How many of us type 1s have the same stories. I've had such difficulties on Minimed Paradigm pumps the last eight years. When they worked they were great. When they didn't work I was always fighting high blood sugars. I'm thin and athletic. The cannulas just weren't right for me. My last Ha1C on the pump was 7.7. It hasn't been that high since before the pump. As of a month ago, I switched doctors. The new doctor has me back on shots (WHICH I HATE). He has me on humalog, nph and lantus. Just trying to get the amounts correct, I've had two really bad reactions in the last two weeks. Last night my boyfriend had to give me a glucagon shot to bring me out of it. Oh, God. I've had type 1 for 35 years. How I've managed to survive this long I don't know. I've tried to not let it change me. I still continue to cross-country ski, downhill ski, exercise, (I use to run), walk just to fight the complications. I've been pretty successful with fitness. But it's going to kill me early...one low too many and I know I'm out of here. I'm searching the Internet for something, just something to help. No doctor ever mentioned the Sure-T infusion set with a needle instead of a cannula. I'm going to try that. If I can get the insulin in to me using an insulin pump perhaps I can get my Ha1Cs down. I need a group hug with all of you. Thanks for listening BettyView Thread

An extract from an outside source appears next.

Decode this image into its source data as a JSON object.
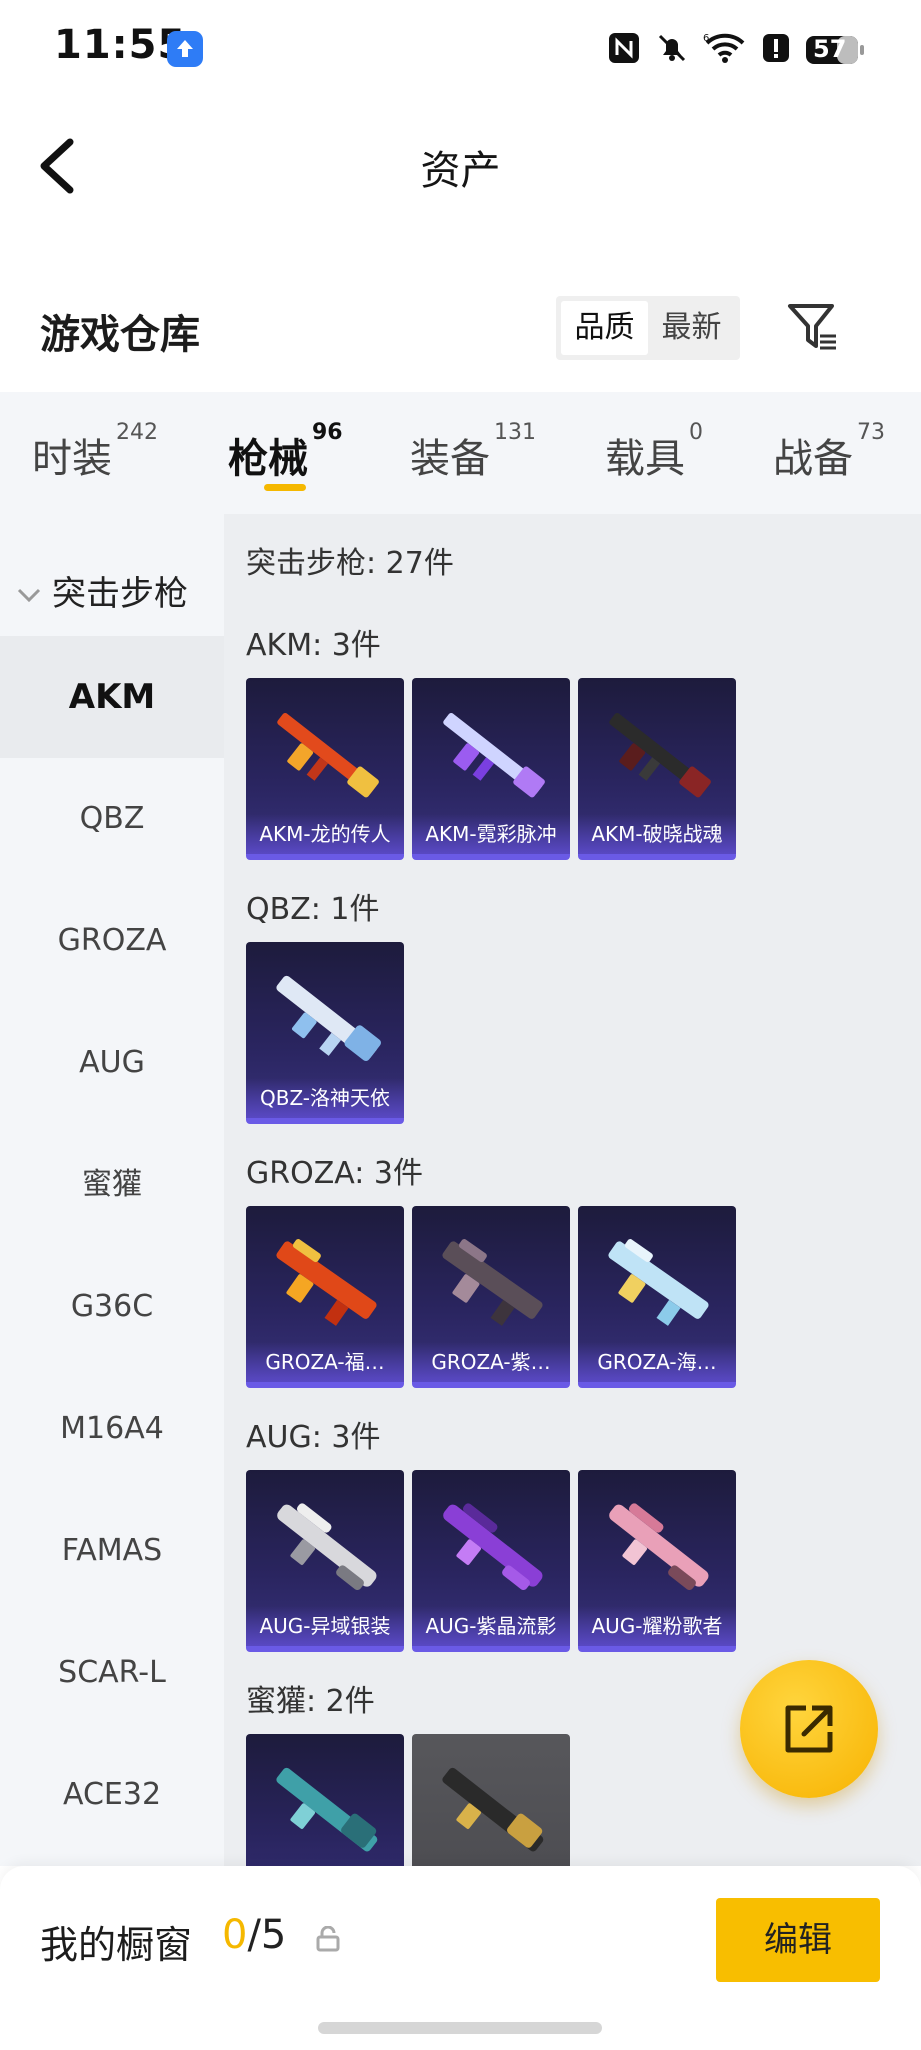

The opinions expressed in WebMD Communities are solely those of the User, who may or may not have medical or scientific training. These opinions do not represent the opinions of WebMD. Communities are not reviewed by a WebMD physician or any member of the WebMD editorial staff for accuracy, balance, objectivity, or any other reason except for compliance with our Terms and Conditions. Some of these opinions may contain information about treatments or uses of drug products that have not been approved by the U.S. Food and Drug Administration. WebMD does not endorse any specific product, service or treatment.
Do not consider Communities as medical advice. Never delay or disregard seeking professional medical advice from your doctor or other qualified healthcare provider because of something you have read on WebMD. You should always speak with your doctor before you start, stop, or change any prescribed part of your care plan or treatment. WebMD understands that reading individual, real-life experiences can be a helpful resource, but it is never a substitute for professional medical advice, diagnosis, or treatment from a qualified health care provider. If you think you may have a medical emergency, call your doctor or dial 911 immediately.